(Adds context, analysts)
COPENHAGEN, April 20 (Reuters) - The risk of major public sector strikes next month seem to have worsened Danish consumer confidence in April, analysts said on Friday.
An index of consumer confidence in the Nordic country fell to 7.1 in April, the lowest this year, from 8.5 in March.
“A likely cause of the weakened optimism may be found in the growing risk of a major (labour) conflict that will affect a very large proportion of the Danish population,” Handelsbanken’s chief economist Jes Asmussen said in a note.
After months of negotiations, unions and employers were on Wednesday given a final May 1 deadline to try and reach a wage agreement.
If they do not succeed, 100,000 public employees may strike a week after that, and 440,000 could be locked out from May 12.
There are 750,000 public employees in Denmark, which has a population of 5.7 million.

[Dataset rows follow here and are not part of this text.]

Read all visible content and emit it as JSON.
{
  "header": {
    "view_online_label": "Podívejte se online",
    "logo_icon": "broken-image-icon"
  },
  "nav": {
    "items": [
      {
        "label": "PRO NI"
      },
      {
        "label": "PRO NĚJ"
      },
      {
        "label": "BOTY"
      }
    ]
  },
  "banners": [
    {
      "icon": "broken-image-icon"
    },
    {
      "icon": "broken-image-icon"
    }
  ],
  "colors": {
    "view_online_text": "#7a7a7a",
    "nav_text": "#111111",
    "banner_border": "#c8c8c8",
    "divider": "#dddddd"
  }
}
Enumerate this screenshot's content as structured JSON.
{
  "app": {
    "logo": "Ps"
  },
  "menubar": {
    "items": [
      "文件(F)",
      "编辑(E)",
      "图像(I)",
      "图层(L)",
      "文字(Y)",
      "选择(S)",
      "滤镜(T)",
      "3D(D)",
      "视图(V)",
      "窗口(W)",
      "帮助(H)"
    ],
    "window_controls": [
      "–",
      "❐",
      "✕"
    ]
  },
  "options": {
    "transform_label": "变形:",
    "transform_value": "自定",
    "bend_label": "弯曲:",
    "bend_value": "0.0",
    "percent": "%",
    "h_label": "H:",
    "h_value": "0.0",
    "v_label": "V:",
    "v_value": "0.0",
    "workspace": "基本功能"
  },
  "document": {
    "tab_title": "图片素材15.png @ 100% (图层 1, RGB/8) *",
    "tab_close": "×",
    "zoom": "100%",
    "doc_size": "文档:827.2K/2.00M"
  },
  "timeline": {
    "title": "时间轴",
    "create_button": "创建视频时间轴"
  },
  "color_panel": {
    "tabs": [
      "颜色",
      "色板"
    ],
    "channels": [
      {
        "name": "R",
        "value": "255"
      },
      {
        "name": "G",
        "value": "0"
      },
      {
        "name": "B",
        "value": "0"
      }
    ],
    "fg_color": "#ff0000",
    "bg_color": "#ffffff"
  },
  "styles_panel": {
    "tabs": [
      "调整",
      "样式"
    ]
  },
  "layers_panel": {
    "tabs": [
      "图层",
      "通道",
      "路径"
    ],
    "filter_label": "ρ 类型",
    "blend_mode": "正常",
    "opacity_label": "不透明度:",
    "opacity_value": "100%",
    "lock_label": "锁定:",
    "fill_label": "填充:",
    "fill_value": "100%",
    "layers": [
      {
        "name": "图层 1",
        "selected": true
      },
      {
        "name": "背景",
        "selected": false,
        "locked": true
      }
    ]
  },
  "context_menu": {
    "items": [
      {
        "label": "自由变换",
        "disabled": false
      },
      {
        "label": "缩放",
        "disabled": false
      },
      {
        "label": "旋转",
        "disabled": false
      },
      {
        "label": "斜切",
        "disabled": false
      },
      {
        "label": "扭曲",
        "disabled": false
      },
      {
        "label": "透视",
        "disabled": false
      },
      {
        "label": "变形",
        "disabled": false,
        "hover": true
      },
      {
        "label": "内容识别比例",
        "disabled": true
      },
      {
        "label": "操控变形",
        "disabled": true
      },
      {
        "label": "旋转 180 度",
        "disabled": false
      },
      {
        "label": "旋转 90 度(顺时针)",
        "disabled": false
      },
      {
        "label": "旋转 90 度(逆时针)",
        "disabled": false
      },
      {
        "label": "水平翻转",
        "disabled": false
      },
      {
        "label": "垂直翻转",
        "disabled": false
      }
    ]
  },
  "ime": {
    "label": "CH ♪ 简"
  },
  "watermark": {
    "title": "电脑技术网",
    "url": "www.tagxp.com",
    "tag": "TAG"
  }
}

Denmark has one of the world’s largest public sectors as a share of the total workforce, according to OECD figures.
Danske Bank said the lower consumer confidence could be an indication that the risk of a labour conflict has made the Danes less optimistic about their own economy.
The direct impact of the strikes would be around 5 billion Danish crowns ($830 million), or 0.3 percent of the gross domestic product, per week, according to Danske Bank.
As consumers’ mood usually goes up over the spring the seasonally adjusted drop is actually to 5.9 percent from 8.8 percent, Handelsbanken’s Asmussen said.
Unions and employers began a new round of wage talks Friday morning, and they had been told to bring their toothbrushes as they could face very long negotiations, one of the negotiators told broadcaster TV2 News.
The monthly consumer confidence survey asks a cross section of the population its views on current personal and national economic trends, along with consumer intentions for the coming months.
The respondents answer on a scale between plus 100 and minus 100 with 100 being “much better”, 50 being “slightly better”, 0 being “unchanged”, minus 50 being “slightly worse” and minus 100 being “much worse”. ($1 = 6.0325 Danish crowns)
Reporting by Teis Jensen; Editing by Toby Chopra